(The data Opens)

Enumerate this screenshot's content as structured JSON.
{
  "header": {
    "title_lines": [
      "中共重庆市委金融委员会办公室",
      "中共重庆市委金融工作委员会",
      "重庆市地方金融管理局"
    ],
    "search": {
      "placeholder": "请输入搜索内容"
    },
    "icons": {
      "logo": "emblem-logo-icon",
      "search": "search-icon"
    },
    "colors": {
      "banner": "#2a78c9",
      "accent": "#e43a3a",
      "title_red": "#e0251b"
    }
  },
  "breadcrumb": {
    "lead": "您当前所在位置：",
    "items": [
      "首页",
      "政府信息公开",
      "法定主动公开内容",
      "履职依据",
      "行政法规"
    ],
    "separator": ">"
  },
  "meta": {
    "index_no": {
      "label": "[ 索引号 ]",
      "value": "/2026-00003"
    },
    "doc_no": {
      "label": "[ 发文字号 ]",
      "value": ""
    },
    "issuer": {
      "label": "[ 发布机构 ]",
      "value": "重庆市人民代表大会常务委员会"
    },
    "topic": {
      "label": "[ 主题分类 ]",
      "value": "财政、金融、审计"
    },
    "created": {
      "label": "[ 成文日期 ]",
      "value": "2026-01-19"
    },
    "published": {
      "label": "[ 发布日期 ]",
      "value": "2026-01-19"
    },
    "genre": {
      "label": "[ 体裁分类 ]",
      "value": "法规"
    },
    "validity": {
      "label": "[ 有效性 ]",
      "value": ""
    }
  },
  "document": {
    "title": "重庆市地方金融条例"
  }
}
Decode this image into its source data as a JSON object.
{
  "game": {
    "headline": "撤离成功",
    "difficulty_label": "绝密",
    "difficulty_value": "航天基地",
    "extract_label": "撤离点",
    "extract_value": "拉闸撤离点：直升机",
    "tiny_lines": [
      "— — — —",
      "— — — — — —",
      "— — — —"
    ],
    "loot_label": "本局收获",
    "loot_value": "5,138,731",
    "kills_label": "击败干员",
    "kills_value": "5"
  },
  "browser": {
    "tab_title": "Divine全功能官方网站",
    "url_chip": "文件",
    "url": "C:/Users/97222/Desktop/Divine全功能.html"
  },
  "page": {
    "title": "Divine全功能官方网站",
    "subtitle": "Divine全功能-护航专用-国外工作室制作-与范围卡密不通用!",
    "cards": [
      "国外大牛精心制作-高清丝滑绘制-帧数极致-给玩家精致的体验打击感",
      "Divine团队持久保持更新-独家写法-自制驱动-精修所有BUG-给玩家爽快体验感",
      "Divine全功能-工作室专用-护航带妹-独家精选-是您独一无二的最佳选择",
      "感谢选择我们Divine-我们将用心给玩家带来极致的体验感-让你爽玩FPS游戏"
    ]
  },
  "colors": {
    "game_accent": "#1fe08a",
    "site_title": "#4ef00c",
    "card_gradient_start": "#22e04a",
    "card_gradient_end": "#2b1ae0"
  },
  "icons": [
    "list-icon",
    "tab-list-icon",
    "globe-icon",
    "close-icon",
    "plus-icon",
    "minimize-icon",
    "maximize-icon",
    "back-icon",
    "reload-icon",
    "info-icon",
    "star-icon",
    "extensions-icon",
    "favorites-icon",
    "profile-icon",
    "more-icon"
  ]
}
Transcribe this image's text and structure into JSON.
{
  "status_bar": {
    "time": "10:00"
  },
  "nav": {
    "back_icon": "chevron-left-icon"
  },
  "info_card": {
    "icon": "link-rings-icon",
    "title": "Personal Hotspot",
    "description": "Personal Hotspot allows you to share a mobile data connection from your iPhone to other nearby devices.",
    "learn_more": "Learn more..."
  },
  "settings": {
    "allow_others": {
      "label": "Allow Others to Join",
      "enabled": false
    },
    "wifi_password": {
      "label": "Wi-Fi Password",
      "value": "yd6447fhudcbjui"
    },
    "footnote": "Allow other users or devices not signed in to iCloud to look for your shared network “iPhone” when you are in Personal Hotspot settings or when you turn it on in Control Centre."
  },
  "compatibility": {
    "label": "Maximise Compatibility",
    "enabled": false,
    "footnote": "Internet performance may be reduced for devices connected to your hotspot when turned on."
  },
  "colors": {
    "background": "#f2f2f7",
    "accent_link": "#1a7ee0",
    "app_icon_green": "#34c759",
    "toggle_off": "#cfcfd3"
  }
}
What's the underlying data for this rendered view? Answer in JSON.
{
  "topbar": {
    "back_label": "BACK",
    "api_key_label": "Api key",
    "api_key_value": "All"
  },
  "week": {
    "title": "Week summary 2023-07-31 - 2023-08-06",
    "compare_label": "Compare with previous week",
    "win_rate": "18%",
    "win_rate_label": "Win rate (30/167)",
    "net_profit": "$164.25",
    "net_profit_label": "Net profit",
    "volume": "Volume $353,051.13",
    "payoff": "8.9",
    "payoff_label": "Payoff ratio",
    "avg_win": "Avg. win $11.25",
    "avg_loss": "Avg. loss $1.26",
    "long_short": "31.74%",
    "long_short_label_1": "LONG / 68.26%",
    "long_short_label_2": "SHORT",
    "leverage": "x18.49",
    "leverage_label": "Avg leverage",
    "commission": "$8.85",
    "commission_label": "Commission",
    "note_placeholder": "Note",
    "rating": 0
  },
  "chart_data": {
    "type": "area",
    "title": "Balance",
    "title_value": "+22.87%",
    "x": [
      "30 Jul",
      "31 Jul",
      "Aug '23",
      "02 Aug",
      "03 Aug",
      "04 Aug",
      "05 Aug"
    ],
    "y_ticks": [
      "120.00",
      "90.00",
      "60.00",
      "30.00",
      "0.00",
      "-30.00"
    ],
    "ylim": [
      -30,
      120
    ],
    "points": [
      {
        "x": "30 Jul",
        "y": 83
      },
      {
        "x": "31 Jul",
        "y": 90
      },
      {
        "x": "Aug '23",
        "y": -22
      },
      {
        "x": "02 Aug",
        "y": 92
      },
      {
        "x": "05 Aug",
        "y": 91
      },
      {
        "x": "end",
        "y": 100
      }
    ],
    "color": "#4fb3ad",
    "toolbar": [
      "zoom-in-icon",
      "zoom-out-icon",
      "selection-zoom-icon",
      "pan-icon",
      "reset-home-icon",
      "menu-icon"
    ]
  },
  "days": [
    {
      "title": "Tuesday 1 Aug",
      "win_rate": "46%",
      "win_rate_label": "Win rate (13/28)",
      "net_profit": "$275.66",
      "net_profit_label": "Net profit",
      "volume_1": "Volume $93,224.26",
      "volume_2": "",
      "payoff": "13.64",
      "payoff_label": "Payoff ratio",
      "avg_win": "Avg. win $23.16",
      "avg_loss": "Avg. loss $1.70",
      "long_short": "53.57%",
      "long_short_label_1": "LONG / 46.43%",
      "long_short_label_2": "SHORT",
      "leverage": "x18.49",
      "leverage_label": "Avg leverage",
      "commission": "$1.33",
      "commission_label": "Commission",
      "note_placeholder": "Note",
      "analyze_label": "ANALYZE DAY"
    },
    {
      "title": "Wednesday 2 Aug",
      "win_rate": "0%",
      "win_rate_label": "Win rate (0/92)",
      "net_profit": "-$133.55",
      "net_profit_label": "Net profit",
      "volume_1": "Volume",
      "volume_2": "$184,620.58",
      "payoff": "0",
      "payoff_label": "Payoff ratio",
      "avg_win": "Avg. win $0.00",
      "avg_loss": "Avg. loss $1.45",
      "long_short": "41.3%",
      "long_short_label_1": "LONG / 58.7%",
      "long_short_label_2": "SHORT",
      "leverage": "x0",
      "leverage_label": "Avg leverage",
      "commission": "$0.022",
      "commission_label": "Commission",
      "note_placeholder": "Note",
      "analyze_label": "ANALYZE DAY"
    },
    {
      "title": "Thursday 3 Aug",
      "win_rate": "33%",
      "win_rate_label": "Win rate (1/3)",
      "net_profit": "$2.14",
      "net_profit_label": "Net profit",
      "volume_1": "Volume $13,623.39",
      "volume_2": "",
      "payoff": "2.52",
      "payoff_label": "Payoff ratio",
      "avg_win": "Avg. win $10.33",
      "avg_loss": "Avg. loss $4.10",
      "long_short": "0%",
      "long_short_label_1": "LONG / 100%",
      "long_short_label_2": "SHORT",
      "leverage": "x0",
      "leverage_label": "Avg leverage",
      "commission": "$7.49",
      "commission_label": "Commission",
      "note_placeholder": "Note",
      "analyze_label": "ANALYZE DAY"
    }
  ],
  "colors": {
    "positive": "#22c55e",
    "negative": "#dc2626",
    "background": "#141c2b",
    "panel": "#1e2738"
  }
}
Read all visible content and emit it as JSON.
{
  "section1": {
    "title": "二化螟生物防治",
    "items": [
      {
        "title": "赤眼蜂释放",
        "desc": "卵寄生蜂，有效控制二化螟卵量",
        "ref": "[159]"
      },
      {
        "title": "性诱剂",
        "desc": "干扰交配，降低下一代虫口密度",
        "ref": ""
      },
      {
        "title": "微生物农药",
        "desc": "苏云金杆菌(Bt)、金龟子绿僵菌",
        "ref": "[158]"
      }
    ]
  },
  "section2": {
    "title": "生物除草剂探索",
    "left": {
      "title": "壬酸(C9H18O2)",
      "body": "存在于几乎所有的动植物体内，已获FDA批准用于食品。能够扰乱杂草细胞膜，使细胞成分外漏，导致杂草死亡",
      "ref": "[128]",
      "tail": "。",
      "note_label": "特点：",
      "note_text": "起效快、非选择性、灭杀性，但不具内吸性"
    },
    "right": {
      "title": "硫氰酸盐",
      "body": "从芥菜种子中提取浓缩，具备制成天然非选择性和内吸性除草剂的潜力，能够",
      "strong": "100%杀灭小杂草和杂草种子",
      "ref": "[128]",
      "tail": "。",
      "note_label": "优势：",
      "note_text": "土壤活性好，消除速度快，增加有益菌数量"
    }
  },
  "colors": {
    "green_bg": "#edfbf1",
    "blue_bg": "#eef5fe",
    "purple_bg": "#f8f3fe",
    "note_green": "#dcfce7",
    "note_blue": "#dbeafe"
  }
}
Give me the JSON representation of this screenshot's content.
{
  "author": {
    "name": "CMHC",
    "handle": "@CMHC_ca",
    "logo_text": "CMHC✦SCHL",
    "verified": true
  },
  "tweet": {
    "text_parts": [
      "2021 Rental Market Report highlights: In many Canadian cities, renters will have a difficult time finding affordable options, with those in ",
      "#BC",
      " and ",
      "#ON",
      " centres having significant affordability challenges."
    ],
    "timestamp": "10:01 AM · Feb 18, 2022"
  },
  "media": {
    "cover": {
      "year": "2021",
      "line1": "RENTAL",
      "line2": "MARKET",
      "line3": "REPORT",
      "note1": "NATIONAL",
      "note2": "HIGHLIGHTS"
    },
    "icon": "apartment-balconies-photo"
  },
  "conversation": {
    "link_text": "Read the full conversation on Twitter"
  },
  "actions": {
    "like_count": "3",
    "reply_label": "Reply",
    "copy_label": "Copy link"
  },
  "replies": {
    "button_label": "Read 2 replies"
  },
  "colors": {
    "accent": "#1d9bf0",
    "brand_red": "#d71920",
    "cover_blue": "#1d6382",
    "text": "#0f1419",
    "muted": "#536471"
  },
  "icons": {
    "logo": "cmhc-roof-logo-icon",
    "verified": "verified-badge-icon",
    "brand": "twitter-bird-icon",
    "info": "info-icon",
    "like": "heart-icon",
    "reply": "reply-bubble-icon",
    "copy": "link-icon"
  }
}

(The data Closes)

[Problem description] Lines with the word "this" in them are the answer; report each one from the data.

[The completed task]
Enumerate this screenshot's content as structured JSON.
Decode this image into its source data as a JSON object.
Transcribe this image's text and structure into JSON.
What's the underlying data for this rendered view? Answer in JSON.
Give me the JSON representation of this screenshot's content.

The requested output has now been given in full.